God gives us direction how we are to give in such a case, viz. bountifully, and willingly. We should give bountifully, and sufficiently for the supply of the poor's need: verse 7, 8. "Thou shall not shut up thine hand from thy poor brother; but thou shalt open thine hand wide unto him, and lend him sufficient for his need, in that which he wanteth." And again, in verse 11. "Thou shalt open thine hand wide unto thy brother, to thy poor, and to thy needy, in thy land.” Again, we should give willingly, and without grudging: verse 7. Thou shalt not harden thine heart from thy poor brother;" and verse 10. "And thine heart shall not be grieved when thou givest him.'

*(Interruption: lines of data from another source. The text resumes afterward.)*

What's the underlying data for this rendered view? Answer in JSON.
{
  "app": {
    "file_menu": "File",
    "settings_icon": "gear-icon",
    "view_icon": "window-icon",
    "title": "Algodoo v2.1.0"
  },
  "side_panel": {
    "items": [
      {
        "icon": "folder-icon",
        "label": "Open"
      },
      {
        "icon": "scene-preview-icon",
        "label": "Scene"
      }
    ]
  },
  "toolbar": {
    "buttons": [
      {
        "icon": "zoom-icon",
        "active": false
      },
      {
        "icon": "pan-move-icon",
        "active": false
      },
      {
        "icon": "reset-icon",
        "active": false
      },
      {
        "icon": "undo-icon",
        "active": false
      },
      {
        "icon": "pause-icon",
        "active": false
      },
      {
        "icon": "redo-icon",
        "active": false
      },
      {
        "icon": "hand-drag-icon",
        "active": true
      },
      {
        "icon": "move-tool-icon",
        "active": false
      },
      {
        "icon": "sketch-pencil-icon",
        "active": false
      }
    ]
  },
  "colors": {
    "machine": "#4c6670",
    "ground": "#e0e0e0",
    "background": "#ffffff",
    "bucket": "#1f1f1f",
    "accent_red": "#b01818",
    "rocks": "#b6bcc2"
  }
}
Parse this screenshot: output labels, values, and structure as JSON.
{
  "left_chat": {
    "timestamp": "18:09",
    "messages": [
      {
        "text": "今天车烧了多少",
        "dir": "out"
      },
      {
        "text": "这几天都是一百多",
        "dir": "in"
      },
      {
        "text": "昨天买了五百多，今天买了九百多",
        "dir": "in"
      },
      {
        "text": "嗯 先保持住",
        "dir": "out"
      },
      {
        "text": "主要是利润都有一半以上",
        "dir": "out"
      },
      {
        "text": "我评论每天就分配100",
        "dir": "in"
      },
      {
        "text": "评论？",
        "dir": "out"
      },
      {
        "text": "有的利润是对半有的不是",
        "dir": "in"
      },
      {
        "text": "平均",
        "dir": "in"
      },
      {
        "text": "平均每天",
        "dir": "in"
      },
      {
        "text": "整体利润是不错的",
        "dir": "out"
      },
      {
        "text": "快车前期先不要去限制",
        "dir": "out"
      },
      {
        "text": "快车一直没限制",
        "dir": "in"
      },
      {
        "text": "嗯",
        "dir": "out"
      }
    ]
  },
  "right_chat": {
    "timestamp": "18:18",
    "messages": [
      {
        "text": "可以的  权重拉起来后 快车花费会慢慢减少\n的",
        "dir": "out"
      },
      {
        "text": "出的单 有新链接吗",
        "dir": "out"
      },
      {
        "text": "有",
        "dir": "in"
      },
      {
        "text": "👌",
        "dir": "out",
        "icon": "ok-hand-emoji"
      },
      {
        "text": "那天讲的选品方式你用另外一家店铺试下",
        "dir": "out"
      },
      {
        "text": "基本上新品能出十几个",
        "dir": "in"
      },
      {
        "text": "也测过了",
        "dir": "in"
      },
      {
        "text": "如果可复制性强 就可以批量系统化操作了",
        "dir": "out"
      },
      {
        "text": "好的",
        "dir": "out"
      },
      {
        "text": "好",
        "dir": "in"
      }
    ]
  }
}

We may also observe how peremptorily this duty is here enjoined, and how much it is insisted on. It is repeated over and over again, and enjoined in the strongest terms: verse 7. "Thou shalt not harden thine heart, nor shut thine hand from thy poor brother;" verse 8. " But thou shalt open thine hand wide unto him;" verse 10. "Thou shalt surely give him;" verse 11. "I command thee, saying, Thou shalt open thine hand wide unto thy brother; to thy poor, and to thy needy."
Moreover, God strictly warns against objections, verse 9, "Beware that there be not a thought in thy wicked heart, saying, "The seventh year, the year of release, is at hand: and thine eye be evil against thy poor brother, and thou givest him nought, and he cry unto the Lord against thee, and it be sin unto thee." The matter concerning the seventh year, or year of release, was thus: God had given Israel a law, that every seventh year should be a year of release; that if any man had lent any thing to any of his poor neighbours, if the latter had not been able to repay it before that year, the former should release it, and should not exact it of his neighbour, but give it to him. Therefore God warns the children of Israel against making of this an objection to helping their poor neighbours, that the year of release was near at hand; and it was not likely that they would be able to refund it again before that time, and then they should lose it wholly, because then they would be obliged to release it. God foresaw that the wickedness of their hearts would be ready to make such an objection; but